[Component data from apps and pages]
· · ·

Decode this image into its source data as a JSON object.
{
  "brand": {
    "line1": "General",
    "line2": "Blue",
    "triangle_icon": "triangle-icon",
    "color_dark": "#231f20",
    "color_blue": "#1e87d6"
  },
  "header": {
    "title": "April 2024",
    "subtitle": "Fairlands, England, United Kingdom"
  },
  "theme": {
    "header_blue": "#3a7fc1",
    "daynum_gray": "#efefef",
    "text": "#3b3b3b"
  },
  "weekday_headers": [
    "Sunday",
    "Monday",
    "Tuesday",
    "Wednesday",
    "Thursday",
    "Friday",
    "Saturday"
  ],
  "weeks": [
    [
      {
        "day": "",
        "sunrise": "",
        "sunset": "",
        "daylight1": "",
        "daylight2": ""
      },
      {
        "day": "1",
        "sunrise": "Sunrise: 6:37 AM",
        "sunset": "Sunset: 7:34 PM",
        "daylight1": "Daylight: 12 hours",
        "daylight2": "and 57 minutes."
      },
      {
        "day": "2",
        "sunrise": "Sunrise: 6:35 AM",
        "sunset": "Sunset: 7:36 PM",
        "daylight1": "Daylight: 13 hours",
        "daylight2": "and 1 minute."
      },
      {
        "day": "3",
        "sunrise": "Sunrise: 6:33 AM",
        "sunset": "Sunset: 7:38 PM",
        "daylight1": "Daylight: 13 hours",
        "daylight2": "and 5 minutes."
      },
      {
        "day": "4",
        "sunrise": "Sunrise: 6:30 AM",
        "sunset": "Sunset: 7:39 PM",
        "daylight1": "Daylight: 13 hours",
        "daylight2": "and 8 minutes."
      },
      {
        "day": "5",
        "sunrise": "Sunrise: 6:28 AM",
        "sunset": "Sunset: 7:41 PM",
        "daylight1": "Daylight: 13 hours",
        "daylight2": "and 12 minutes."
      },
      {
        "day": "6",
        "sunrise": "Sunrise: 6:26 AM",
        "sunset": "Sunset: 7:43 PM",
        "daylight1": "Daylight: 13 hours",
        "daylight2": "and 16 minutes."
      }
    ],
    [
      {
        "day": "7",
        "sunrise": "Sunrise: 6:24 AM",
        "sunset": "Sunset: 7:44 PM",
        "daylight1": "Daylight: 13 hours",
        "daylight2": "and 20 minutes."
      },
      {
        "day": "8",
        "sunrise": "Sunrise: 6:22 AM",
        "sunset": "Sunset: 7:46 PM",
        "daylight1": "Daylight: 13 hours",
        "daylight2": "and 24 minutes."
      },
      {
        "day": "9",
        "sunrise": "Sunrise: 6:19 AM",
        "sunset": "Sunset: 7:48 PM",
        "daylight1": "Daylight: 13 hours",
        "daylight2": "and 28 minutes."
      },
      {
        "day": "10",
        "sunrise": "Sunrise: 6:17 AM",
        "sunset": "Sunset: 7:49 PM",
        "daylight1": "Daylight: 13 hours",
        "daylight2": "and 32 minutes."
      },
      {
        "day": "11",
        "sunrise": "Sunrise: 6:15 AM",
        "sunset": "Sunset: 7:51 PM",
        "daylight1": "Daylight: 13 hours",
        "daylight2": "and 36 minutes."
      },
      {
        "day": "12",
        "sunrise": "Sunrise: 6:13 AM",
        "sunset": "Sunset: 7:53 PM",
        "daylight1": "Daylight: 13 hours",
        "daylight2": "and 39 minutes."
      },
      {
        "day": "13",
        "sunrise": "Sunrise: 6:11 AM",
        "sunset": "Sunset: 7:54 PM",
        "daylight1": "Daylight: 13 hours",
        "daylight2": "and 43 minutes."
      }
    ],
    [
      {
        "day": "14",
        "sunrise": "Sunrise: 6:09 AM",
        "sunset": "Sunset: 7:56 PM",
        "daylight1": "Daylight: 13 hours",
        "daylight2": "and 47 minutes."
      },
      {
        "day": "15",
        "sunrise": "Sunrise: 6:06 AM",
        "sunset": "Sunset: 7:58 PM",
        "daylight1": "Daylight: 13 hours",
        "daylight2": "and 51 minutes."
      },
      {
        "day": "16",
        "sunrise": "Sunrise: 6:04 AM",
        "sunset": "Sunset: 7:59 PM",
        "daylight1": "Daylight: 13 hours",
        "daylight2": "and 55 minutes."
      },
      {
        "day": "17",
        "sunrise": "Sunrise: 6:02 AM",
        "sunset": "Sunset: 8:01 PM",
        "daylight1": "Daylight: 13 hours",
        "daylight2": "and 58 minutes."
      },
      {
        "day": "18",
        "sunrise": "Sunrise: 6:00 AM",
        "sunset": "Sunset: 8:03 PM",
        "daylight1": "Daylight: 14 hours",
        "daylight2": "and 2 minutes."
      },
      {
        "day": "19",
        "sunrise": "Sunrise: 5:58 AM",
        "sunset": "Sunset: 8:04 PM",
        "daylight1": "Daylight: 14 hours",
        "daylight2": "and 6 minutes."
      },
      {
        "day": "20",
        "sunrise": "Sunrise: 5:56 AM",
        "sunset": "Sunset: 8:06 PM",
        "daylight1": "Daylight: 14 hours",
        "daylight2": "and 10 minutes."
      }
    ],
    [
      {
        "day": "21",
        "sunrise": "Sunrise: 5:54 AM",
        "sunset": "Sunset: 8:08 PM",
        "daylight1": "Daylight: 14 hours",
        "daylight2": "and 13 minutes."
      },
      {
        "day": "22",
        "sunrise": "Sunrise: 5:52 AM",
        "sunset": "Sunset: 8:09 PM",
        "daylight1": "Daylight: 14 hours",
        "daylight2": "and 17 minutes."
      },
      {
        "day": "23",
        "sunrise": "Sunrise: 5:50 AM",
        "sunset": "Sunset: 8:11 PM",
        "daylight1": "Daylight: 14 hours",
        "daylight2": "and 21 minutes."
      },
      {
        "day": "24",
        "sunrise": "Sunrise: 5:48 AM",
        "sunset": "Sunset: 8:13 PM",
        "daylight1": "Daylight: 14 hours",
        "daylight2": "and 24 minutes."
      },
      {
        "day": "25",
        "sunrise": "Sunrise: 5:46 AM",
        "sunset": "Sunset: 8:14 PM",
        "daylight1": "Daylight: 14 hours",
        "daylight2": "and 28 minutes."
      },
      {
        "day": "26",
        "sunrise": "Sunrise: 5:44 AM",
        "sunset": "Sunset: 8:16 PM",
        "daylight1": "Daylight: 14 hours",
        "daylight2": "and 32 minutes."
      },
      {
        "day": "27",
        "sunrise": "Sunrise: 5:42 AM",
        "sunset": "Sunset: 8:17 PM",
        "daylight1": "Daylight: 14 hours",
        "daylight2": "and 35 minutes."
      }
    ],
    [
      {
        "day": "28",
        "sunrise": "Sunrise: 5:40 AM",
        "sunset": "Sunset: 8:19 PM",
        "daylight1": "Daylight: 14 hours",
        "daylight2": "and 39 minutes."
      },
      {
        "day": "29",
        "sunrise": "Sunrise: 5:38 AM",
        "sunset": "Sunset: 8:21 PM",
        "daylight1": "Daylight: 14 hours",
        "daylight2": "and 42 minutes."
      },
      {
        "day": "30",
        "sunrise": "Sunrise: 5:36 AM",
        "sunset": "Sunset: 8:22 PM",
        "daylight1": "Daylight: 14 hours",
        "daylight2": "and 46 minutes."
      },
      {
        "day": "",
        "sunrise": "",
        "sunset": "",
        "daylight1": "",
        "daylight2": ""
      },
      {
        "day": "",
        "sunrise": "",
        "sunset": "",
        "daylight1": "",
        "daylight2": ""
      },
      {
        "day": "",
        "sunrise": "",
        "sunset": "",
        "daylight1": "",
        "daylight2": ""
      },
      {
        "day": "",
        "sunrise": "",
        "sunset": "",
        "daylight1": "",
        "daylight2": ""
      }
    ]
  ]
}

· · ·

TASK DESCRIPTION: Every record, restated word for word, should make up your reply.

SOLUTION BELOW:
Decode this image into its source data as a JSON object.
{
  "brand": {
    "line1": "General",
    "line2": "Blue",
    "triangle_icon": "triangle-icon",
    "color_dark": "#231f20",
    "color_blue": "#1e87d6"
  },
  "header": {
    "title": "April 2024",
    "subtitle": "Fairlands, England, United Kingdom"
  },
  "theme": {
    "header_blue": "#3a7fc1",
    "daynum_gray": "#efefef",
    "text": "#3b3b3b"
  },
  "weekday_headers": [
    "Sunday",
    "Monday",
    "Tuesday",
    "Wednesday",
    "Thursday",
    "Friday",
    "Saturday"
  ],
  "weeks": [
    [
      {
        "day": "",
        "sunrise": "",
        "sunset": "",
        "daylight1": "",
        "daylight2": ""
      },
      {
        "day": "1",
        "sunrise": "Sunrise: 6:37 AM",
        "sunset": "Sunset: 7:34 PM",
        "daylight1": "Daylight: 12 hours",
        "daylight2": "and 57 minutes."
      },
      {
        "day": "2",
        "sunrise": "Sunrise: 6:35 AM",
        "sunset": "Sunset: 7:36 PM",
        "daylight1": "Daylight: 13 hours",
        "daylight2": "and 1 minute."
      },
      {
        "day": "3",
        "sunrise": "Sunrise: 6:33 AM",
        "sunset": "Sunset: 7:38 PM",
        "daylight1": "Daylight: 13 hours",
        "daylight2": "and 5 minutes."
      },
      {
        "day": "4",
        "sunrise": "Sunrise: 6:30 AM",
        "sunset": "Sunset: 7:39 PM",
        "daylight1": "Daylight: 13 hours",
        "daylight2": "and 8 minutes."
      },
      {
        "day": "5",
        "sunrise": "Sunrise: 6:28 AM",
        "sunset": "Sunset: 7:41 PM",
        "daylight1": "Daylight: 13 hours",
        "daylight2": "and 12 minutes."
      },
      {
        "day": "6",
        "sunrise": "Sunrise: 6:26 AM",
        "sunset": "Sunset: 7:43 PM",
        "daylight1": "Daylight: 13 hours",
        "daylight2": "and 16 minutes."
      }
    ],
    [
      {
        "day": "7",
        "sunrise": "Sunrise: 6:24 AM",
        "sunset": "Sunset: 7:44 PM",
        "daylight1": "Daylight: 13 hours",
        "daylight2": "and 20 minutes."
      },
      {
        "day": "8",
        "sunrise": "Sunrise: 6:22 AM",
        "sunset": "Sunset: 7:46 PM",
        "daylight1": "Daylight: 13 hours",
        "daylight2": "and 24 minutes."
      },
      {
        "day": "9",
        "sunrise": "Sunrise: 6:19 AM",
        "sunset": "Sunset: 7:48 PM",
        "daylight1": "Daylight: 13 hours",
        "daylight2": "and 28 minutes."
      },
      {
        "day": "10",
        "sunrise": "Sunrise: 6:17 AM",
        "sunset": "Sunset: 7:49 PM",
        "daylight1": "Daylight: 13 hours",
        "daylight2": "and 32 minutes."
      },
      {
        "day": "11",
        "sunrise": "Sunrise: 6:15 AM",
        "sunset": "Sunset: 7:51 PM",
        "daylight1": "Daylight: 13 hours",
        "daylight2": "and 36 minutes."
      },
      {
        "day": "12",
        "sunrise": "Sunrise: 6:13 AM",
        "sunset": "Sunset: 7:53 PM",
        "daylight1": "Daylight: 13 hours",
        "daylight2": "and 39 minutes."
      },
      {
        "day": "13",
        "sunrise": "Sunrise: 6:11 AM",
        "sunset": "Sunset: 7:54 PM",
        "daylight1": "Daylight: 13 hours",
        "daylight2": "and 43 minutes."
      }
    ],
    [
      {
        "day": "14",
        "sunrise": "Sunrise: 6:09 AM",
        "sunset": "Sunset: 7:56 PM",
        "daylight1": "Daylight: 13 hours",
        "daylight2": "and 47 minutes."
      },
      {
        "day": "15",
        "sunrise": "Sunrise: 6:06 AM",
        "sunset": "Sunset: 7:58 PM",
        "daylight1": "Daylight: 13 hours",
        "daylight2": "and 51 minutes."
      },
      {
        "day": "16",
        "sunrise": "Sunrise: 6:04 AM",
        "sunset": "Sunset: 7:59 PM",
        "daylight1": "Daylight: 13 hours",
        "daylight2": "and 55 minutes."
      },
      {
        "day": "17",
        "sunrise": "Sunrise: 6:02 AM",
        "sunset": "Sunset: 8:01 PM",
        "daylight1": "Daylight: 13 hours",
        "daylight2": "and 58 minutes."
      },
      {
        "day": "18",
        "sunrise": "Sunrise: 6:00 AM",
        "sunset": "Sunset: 8:03 PM",
        "daylight1": "Daylight: 14 hours",
        "daylight2": "and 2 minutes."
      },
      {
        "day": "19",
        "sunrise": "Sunrise: 5:58 AM",
        "sunset": "Sunset: 8:04 PM",
        "daylight1": "Daylight: 14 hours",
        "daylight2": "and 6 minutes."
      },
      {
        "day": "20",
        "sunrise": "Sunrise: 5:56 AM",
        "sunset": "Sunset: 8:06 PM",
        "daylight1": "Daylight: 14 hours",
        "daylight2": "and 10 minutes."
      }
    ],
    [
      {
        "day": "21",
        "sunrise": "Sunrise: 5:54 AM",
        "sunset": "Sunset: 8:08 PM",
        "daylight1": "Daylight: 14 hours",
        "daylight2": "and 13 minutes."
      },
      {
        "day": "22",
        "sunrise": "Sunrise: 5:52 AM",
        "sunset": "Sunset: 8:09 PM",
        "daylight1": "Daylight: 14 hours",
        "daylight2": "and 17 minutes."
      },
      {
        "day": "23",
        "sunrise": "Sunrise: 5:50 AM",
        "sunset": "Sunset: 8:11 PM",
        "daylight1": "Daylight: 14 hours",
        "daylight2": "and 21 minutes."
      },
      {
        "day": "24",
        "sunrise": "Sunrise: 5:48 AM",
        "sunset": "Sunset: 8:13 PM",
        "daylight1": "Daylight: 14 hours",
        "daylight2": "and 24 minutes."
      },
      {
        "day": "25",
        "sunrise": "Sunrise: 5:46 AM",
        "sunset": "Sunset: 8:14 PM",
        "daylight1": "Daylight: 14 hours",
        "daylight2": "and 28 minutes."
      },
      {
        "day": "26",
        "sunrise": "Sunrise: 5:44 AM",
        "sunset": "Sunset: 8:16 PM",
        "daylight1": "Daylight: 14 hours",
        "daylight2": "and 32 minutes."
      },
      {
        "day": "27",
        "sunrise": "Sunrise: 5:42 AM",
        "sunset": "Sunset: 8:17 PM",
        "daylight1": "Daylight: 14 hours",
        "daylight2": "and 35 minutes."
      }
    ],
    [
      {
        "day": "28",
        "sunrise": "Sunrise: 5:40 AM",
        "sunset": "Sunset: 8:19 PM",
        "daylight1": "Daylight: 14 hours",
        "daylight2": "and 39 minutes."
      },
      {
        "day": "29",
        "sunrise": "Sunrise: 5:38 AM",
        "sunset": "Sunset: 8:21 PM",
        "daylight1": "Daylight: 14 hours",
        "daylight2": "and 42 minutes."
      },
      {
        "day": "30",
        "sunrise": "Sunrise: 5:36 AM",
        "sunset": "Sunset: 8:22 PM",
        "daylight1": "Daylight: 14 hours",
        "daylight2": "and 46 minutes."
      },
      {
        "day": "",
        "sunrise": "",
        "sunset": "",
        "daylight1": "",
        "daylight2": ""
      },
      {
        "day": "",
        "sunrise": "",
        "sunset": "",
        "daylight1": "",
        "daylight2": ""
      },
      {
        "day": "",
        "sunrise": "",
        "sunset": "",
        "daylight1": "",
        "daylight2": ""
      },
      {
        "day": "",
        "sunrise": "",
        "sunset": "",
        "daylight1": "",
        "daylight2": ""
      }
    ]
  ]
}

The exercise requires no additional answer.